→ Task description
From the records that follow, give the number of lines that include the word "factories", with no further words.

Records for the task section start

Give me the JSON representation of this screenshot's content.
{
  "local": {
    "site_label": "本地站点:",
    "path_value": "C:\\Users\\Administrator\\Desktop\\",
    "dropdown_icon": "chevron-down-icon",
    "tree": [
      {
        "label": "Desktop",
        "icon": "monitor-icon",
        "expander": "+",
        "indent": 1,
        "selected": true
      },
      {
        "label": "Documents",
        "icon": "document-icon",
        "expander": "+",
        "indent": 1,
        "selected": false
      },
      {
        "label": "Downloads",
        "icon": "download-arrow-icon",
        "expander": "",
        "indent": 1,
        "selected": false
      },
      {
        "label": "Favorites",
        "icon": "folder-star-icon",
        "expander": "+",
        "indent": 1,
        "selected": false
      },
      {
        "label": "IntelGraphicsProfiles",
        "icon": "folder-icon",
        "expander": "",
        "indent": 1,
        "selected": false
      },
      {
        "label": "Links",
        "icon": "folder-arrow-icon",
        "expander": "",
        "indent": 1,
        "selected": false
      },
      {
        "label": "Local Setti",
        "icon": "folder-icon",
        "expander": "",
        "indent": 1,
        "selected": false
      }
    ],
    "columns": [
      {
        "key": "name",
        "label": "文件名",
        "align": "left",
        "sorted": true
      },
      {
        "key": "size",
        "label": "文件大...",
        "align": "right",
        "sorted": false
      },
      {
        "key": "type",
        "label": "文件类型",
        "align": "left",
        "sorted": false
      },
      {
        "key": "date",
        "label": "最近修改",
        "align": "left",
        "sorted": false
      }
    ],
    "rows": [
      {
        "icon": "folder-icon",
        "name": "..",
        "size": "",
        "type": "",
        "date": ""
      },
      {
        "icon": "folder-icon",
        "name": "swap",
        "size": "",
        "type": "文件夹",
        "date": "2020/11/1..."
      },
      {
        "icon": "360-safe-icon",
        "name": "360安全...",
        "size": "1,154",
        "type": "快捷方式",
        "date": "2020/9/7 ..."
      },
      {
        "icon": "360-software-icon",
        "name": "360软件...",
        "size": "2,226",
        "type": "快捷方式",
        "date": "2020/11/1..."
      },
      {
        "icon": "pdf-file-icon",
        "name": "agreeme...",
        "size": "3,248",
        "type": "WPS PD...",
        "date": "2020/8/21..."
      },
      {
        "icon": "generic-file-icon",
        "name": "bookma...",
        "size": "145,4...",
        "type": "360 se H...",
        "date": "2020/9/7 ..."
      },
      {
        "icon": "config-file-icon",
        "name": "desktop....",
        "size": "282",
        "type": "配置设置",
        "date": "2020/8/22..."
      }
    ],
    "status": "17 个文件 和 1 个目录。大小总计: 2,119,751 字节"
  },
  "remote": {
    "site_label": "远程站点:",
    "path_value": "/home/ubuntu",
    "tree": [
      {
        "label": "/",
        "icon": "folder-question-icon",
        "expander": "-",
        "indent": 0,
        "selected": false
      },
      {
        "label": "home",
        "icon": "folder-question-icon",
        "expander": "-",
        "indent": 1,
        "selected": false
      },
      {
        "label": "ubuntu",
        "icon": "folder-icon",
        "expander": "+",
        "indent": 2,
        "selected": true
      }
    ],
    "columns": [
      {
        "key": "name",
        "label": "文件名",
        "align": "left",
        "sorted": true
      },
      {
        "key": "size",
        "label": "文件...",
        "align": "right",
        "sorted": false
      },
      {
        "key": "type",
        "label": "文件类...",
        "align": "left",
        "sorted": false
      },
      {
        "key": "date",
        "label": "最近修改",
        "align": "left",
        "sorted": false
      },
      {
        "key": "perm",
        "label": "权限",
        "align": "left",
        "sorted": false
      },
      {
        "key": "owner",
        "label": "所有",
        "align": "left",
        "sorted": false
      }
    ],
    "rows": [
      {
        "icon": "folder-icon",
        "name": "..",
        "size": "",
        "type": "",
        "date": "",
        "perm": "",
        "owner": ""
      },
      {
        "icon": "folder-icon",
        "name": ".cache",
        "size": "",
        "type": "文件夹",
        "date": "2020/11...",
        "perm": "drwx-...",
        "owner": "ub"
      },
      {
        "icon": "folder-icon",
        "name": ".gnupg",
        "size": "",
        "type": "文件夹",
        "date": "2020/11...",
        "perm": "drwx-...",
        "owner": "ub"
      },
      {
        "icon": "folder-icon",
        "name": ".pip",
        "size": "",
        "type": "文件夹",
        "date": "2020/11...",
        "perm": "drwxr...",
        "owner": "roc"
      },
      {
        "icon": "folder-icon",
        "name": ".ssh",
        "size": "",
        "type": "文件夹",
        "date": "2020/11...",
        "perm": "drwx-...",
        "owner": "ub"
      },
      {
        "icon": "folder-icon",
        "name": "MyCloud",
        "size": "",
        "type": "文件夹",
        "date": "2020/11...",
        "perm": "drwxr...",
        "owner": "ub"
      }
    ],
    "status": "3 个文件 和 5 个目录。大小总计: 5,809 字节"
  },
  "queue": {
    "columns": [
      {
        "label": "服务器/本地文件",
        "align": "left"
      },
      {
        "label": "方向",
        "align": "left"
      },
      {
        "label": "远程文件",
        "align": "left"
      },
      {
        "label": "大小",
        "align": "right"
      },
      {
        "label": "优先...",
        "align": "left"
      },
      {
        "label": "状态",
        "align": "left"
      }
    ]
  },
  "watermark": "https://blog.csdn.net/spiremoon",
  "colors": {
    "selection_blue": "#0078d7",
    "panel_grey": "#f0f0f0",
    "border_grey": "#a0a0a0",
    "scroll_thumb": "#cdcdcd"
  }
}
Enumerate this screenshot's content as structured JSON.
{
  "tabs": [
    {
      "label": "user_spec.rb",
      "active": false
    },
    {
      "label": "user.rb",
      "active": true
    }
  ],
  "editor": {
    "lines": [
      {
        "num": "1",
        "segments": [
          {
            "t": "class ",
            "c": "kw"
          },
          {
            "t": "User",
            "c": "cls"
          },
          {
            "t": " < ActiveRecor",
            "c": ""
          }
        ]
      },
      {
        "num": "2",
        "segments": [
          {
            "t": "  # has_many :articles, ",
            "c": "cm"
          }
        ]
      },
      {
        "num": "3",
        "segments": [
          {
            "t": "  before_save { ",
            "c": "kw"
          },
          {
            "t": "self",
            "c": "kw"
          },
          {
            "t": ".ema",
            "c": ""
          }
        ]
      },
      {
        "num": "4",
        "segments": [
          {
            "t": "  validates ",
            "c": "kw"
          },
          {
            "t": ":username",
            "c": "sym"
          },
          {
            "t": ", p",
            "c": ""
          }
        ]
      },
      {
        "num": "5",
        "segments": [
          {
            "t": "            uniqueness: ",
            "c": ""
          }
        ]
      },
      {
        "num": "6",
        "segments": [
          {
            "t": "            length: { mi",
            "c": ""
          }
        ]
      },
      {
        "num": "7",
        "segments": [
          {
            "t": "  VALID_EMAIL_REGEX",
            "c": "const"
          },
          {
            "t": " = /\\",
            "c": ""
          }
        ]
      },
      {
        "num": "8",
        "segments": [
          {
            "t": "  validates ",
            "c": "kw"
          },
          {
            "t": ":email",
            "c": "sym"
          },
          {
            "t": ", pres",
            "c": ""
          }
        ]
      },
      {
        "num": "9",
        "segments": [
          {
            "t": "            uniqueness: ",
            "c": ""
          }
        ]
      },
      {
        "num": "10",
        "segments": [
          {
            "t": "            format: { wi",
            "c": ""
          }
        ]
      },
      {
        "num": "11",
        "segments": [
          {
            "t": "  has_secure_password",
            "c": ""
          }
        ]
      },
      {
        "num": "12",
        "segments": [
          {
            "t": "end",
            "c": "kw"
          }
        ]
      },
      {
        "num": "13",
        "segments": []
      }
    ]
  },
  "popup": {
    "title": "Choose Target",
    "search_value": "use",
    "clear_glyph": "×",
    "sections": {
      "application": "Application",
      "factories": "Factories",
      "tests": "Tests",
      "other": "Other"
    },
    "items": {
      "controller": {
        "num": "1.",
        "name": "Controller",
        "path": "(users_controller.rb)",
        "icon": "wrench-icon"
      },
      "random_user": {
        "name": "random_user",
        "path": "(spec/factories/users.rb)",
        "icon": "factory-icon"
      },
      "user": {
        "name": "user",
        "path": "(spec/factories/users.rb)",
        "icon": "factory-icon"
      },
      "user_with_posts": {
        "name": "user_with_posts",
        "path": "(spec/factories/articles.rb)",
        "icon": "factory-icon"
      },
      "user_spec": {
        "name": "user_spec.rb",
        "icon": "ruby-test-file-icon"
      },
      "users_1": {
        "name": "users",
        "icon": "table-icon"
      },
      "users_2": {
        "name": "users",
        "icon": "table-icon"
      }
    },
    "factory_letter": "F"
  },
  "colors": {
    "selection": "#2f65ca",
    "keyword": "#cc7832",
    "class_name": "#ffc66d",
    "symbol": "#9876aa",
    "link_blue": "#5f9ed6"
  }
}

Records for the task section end

→ Solution to the problem
4